Technology Venture Formation I
Student teams learn about specific emerging technologies, assess their market potential and write business plans to commercialize those technologies. Credit is not given for ENTR 555 if the student has credit for MGMT 555 or MKTG 555. Prerequisite(s): ENTR 554 and consent of the instructor.
Technology Venture Formation II
Mentors from the business community guide student teams as they revise business plans, research capital markets, pitch to potential investors and attempt to launch technology-based new ventures conceived in ENTR 555. Prerequisite(s): Credit or concurrent registration in ENTR 554 and ENTR 555; and consent of the instructor.
Entrepreneurial Electronic Commerce
The role of electronic commerce in entrepreneurship; competitive practices, marketing strategies, financing options, creating an e-commerce business plan. Credit is not given for ENTR 558 if the student has credit in MGMT 558 or MKTG 558. Prerequisite(s): ACTG 500 or MBA 501; and MKTG 500 or MBA 506.
Application of principles from management and marketing to entrepreneurial firms. Emphasis on consulting with young and small firms and developing a consulting practice. Assessment, problem-solving, and change facilitation. Credit is not given for ENTR 559 if the student has credit for MGMT 559 or MKTG 559. Field work required. Prerequisite(s): ENTR 502.
Business Models for Technology Ventures
Provides a real world, hands-on experience working in teams to learn how to turn an idea or invention into a company. Students will explore, develop and refine business models for new business ventures. Extensive computer use required. Meets eight weeks of the semester. Credit is not given for ENTR 565 if the student has credit in ENTR 555. Prerequisite(s): Consent of the instructor.
Business Plans for Technology Ventures
Focuses on developing business plans and investor pitches for technology-based new business ventures. Topics include market analysis, market entry strategy, competitor analysis, business model, financial projections, and operating plan. Extensive computer use required. Meets eight weeks of the semester. Credit is not given for ENTR 566 if the student has credit in ENTR 555. Prerequisite(s): Consent of the instructor.
Seminar in Entrepreneurship: Theoretical Foundations

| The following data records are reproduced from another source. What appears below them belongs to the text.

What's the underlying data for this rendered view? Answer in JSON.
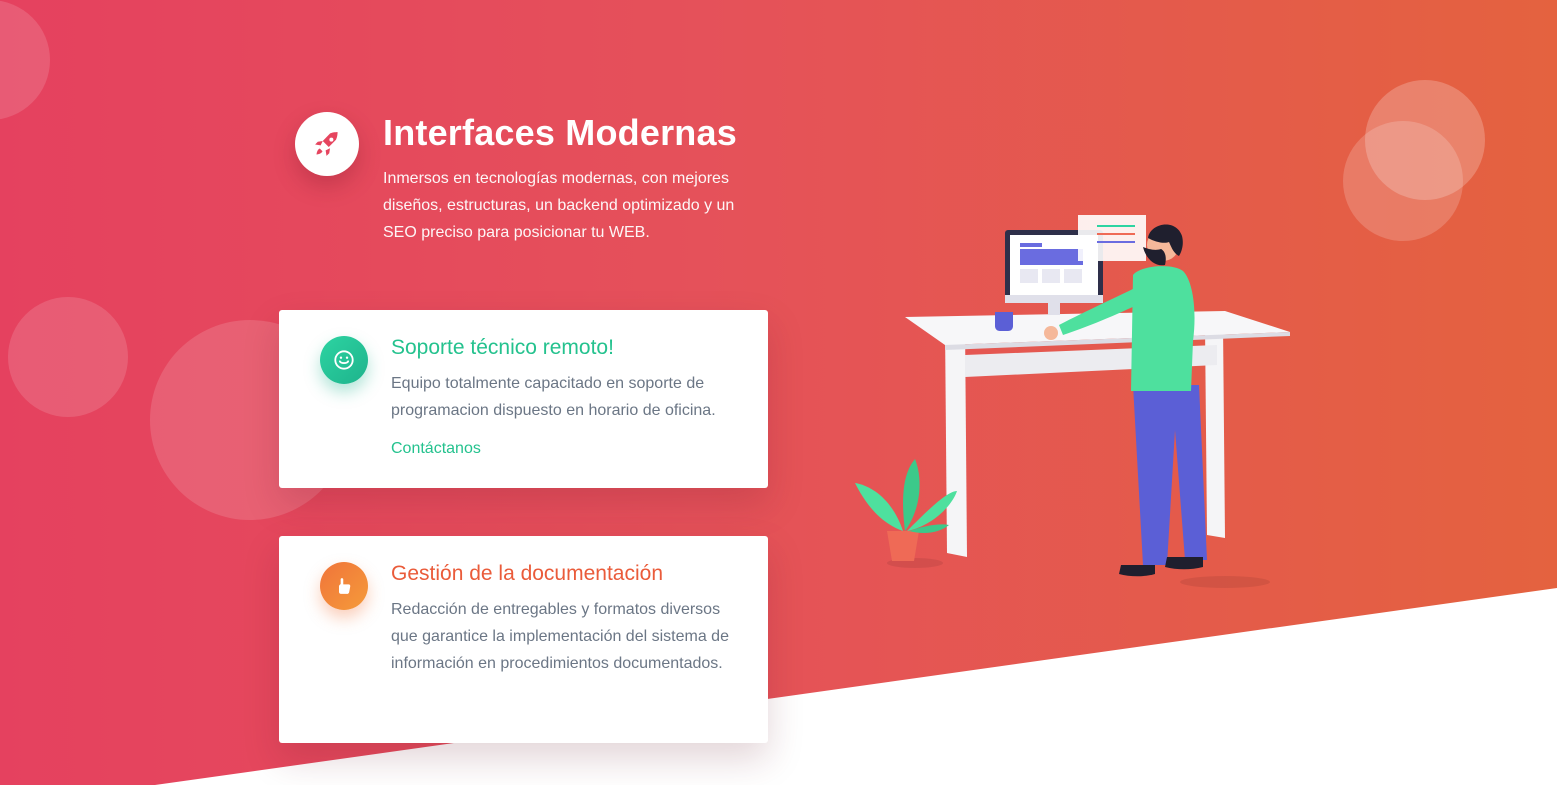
{
  "feature": {
    "icon": "rocket-icon",
    "title": "Interfaces Modernas",
    "description": "Inmersos en tecnologías modernas, con mejores diseños, estructuras, un backend optimizado y un SEO preciso para posicionar tu WEB."
  },
  "cards": [
    {
      "icon": "smile-icon",
      "title": "Soporte técnico remoto!",
      "text": "Equipo totalmente capacitado en soporte de programacion dispuesto en horario de oficina.",
      "link": "Contáctanos",
      "accent": "#24c28e"
    },
    {
      "icon": "thumbs-up-icon",
      "title": "Gestión de la documentación",
      "text": "Redacción de entregables y formatos diversos que garantice la implementación del sistema de información en procedimientos documentados.",
      "accent": "#ea5b3a"
    }
  ],
  "colors": {
    "hero_gradient_start": "#e5415f",
    "hero_gradient_end": "#e4623f",
    "card_text": "#6b7685"
  },
  "illustration": "man-at-standing-desk-illustration"
}
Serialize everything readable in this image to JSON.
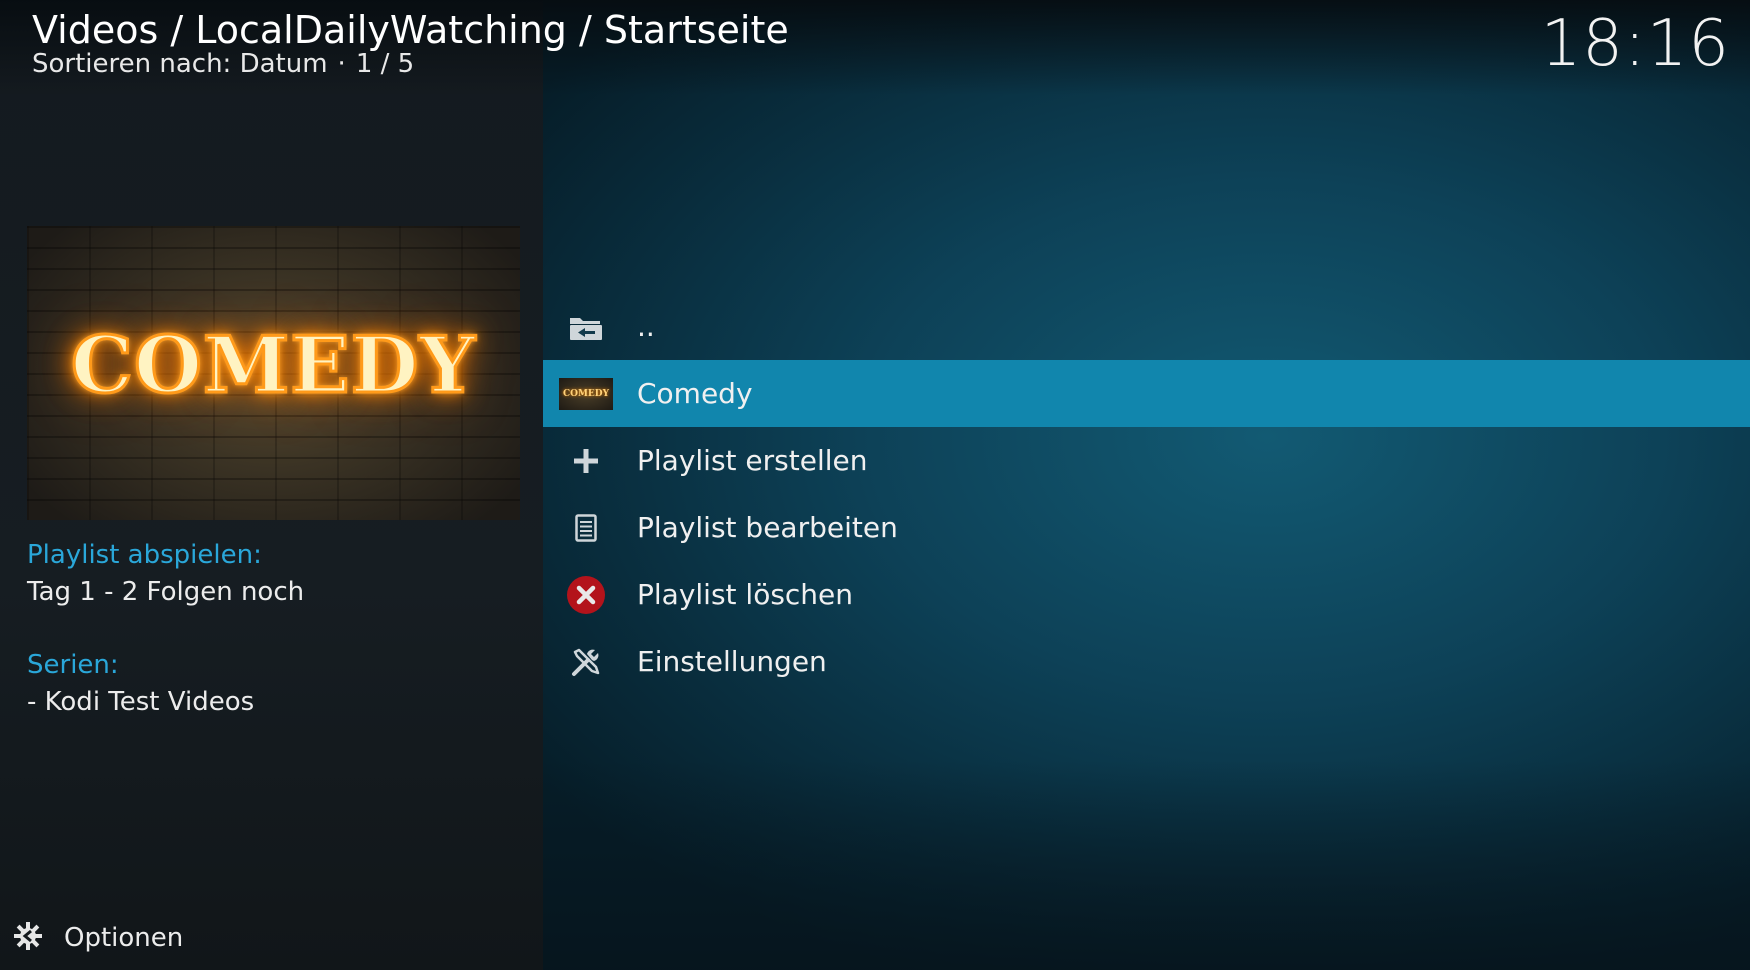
{
  "header": {
    "breadcrumb": "Videos / LocalDailyWatching / Startseite",
    "sort_label": "Sortieren nach: Datum",
    "sort_separator": "·",
    "position": "1 / 5",
    "clock": "18:16"
  },
  "preview": {
    "thumbnail_text": "COMEDY"
  },
  "info": {
    "playlist_label": "Playlist abspielen:",
    "playlist_value": "Tag 1 - 2 Folgen noch",
    "series_label": "Serien:",
    "series_value": "- Kodi Test Videos"
  },
  "list": {
    "items": [
      {
        "label": "..",
        "icon": "folder-back-icon"
      },
      {
        "label": "Comedy",
        "icon": "comedy-thumbnail",
        "selected": true,
        "thumb_text": "COMEDY"
      },
      {
        "label": "Playlist erstellen",
        "icon": "plus-icon"
      },
      {
        "label": "Playlist bearbeiten",
        "icon": "document-icon"
      },
      {
        "label": "Playlist löschen",
        "icon": "delete-icon"
      },
      {
        "label": "Einstellungen",
        "icon": "tools-icon"
      }
    ]
  },
  "footer": {
    "options_label": "Optionen",
    "options_icon": "options-icon"
  },
  "colors": {
    "accent": "#2aa7d9",
    "selection": "#1186ad",
    "delete_red": "#b3131b"
  }
}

Entrepreneurship is an emerging academic discipline that is interdisciplinary and cross-functional in nature. This seminar explores the foundations of entrepreneurship phenomena and related research. Prerequisite(s): Open only to Ph.D. degree students.
Special Topics in Entrepreneurship
Exploration of areas not covered in existing course offerings or study of selected topics in greater depth. Subject will vary from semester to semester. Prerequisite(s): ENTR 502 and approval of the department.
Independent Study in Entrepreneurship
1 TO 4 hours.
Independent study of an approved topic in entrepreneurship. Student must prepare a written report under the guidance of the instructor. Prerequisite(s): Approval of the department.
Information provided by the Office of Programs and Academic Assessment.
This listing is for informational purposes only and does not constitute a contract. Every attempt is made to provide the most current and correct information. Courses listed here are subject to change without advance notice. Courses are not necessarily offered every term or year. Individual departments or units should be consulted for information regarding frequency of course offerings.